For decades, aquaculture has been the world’s fastest-growing food production sector, and it’s anticipated to continue to grow in the future. Freshwater fish, such as carps, tilapias and catfishes, hold the lion’s share in global fish production, predominantly originating from smallholders. Freshwater fish contribute more than any other aquaculture sub-sector to the total volume, rural livelihoods and food and nutrition security, making small-scale aquaculture the most socially important sector in aquaculture production.
However, most produce from small-scale aquaculture does not enter international markets. According to FUTUREFISH, the increased attention on sector improvement has taken the focus away from where it is needed – for smallholder empowerment and practicing sustainability and scalability to be optimized.
“At a time when hunger and poverty are on the rise, it is so timely to see the Bill and Melinda Gates Foundation focus on aquaculture in sub-Saharan Africa and South Asia,” said co-founder Dr. Michael Phillips. “It is a great privilege for FUTUREFISH to be given the opportunity to explore impactful aquaculture investments that will benefit food and nutrition security, smallholder productivity and livelihoods, women’s empowerment and climate resilience.”
Follow the Advocate on Twitter @GSA_Advocate
Now that you've reached the end of the article ...
… please consider supporting GSA’s mission to advance responsible seafood practices through education, advocacy and third-party assurances. The Advocate aims to document the evolution of responsible seafood practices and share the expansive knowledge of our vast network of contributors.
By becoming a Global Seafood Alliance member, you’re ensuring that all of the pre-competitive work we do through member benefits, resources and events can continue. Individual membership costs just $50 a year.
Not a GSA member? Join us.
Responsible Seafood Advocate
The Norwegian Agency for Development Cooperation (NORAD) has committed $5 million to support IFAD aquaculture projects in East Africa.
Innovation & Investment
A new Aqua Insights Report from Aqua-Spark finds that tilapia aquaculture is key to food security across sub-Saharan Africa.
For many Zanzibari women, seaweed farming provides opportunity, but hardships are common. A project from The Nature Conservancy lends hope.
Innovation & Investment

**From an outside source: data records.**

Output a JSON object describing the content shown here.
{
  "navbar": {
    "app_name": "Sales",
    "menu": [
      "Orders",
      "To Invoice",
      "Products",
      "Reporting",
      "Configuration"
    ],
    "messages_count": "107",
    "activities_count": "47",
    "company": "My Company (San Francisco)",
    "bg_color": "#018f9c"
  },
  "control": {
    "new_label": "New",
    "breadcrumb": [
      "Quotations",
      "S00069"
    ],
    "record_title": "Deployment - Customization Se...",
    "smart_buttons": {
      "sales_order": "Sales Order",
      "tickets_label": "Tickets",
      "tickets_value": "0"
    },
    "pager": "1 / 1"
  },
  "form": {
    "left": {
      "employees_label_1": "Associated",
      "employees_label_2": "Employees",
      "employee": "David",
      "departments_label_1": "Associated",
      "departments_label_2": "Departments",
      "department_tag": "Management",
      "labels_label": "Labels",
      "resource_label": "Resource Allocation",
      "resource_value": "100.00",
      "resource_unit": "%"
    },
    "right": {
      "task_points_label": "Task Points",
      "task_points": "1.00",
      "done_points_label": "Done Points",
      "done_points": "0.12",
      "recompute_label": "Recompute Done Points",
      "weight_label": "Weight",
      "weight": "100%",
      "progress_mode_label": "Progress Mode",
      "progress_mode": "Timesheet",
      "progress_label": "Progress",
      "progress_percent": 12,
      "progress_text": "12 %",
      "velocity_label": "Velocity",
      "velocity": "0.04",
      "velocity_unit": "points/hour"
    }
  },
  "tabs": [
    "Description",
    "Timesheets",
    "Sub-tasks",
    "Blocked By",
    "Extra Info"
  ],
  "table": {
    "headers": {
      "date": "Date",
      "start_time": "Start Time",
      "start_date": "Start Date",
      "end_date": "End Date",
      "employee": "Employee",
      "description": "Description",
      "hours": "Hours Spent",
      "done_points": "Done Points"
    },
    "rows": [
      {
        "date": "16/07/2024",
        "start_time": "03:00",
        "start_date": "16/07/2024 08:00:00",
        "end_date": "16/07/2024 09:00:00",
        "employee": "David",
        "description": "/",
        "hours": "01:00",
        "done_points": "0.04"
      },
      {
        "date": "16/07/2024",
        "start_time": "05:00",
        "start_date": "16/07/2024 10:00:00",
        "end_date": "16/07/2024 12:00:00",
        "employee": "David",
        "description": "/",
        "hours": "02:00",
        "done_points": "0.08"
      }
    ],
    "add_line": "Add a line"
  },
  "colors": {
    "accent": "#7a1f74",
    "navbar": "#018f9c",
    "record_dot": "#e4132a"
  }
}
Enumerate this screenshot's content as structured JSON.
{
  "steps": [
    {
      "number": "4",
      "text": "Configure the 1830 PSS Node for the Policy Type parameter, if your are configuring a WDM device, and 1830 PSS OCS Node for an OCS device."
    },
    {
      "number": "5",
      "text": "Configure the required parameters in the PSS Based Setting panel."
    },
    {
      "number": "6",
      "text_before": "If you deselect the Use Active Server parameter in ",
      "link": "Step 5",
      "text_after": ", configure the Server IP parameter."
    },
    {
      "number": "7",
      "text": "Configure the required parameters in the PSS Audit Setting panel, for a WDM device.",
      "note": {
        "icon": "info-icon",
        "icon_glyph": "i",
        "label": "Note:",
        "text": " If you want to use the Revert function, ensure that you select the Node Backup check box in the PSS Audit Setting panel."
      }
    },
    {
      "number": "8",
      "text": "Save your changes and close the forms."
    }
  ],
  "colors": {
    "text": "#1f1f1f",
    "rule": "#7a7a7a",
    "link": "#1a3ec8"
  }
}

Now is the time for investment in efficiency improvements, better genetics, health management and more competition and innovation in the feed sector. Let's not perpetuate the myth that just a little more investment in some technical solutions will solve the problems in Africa.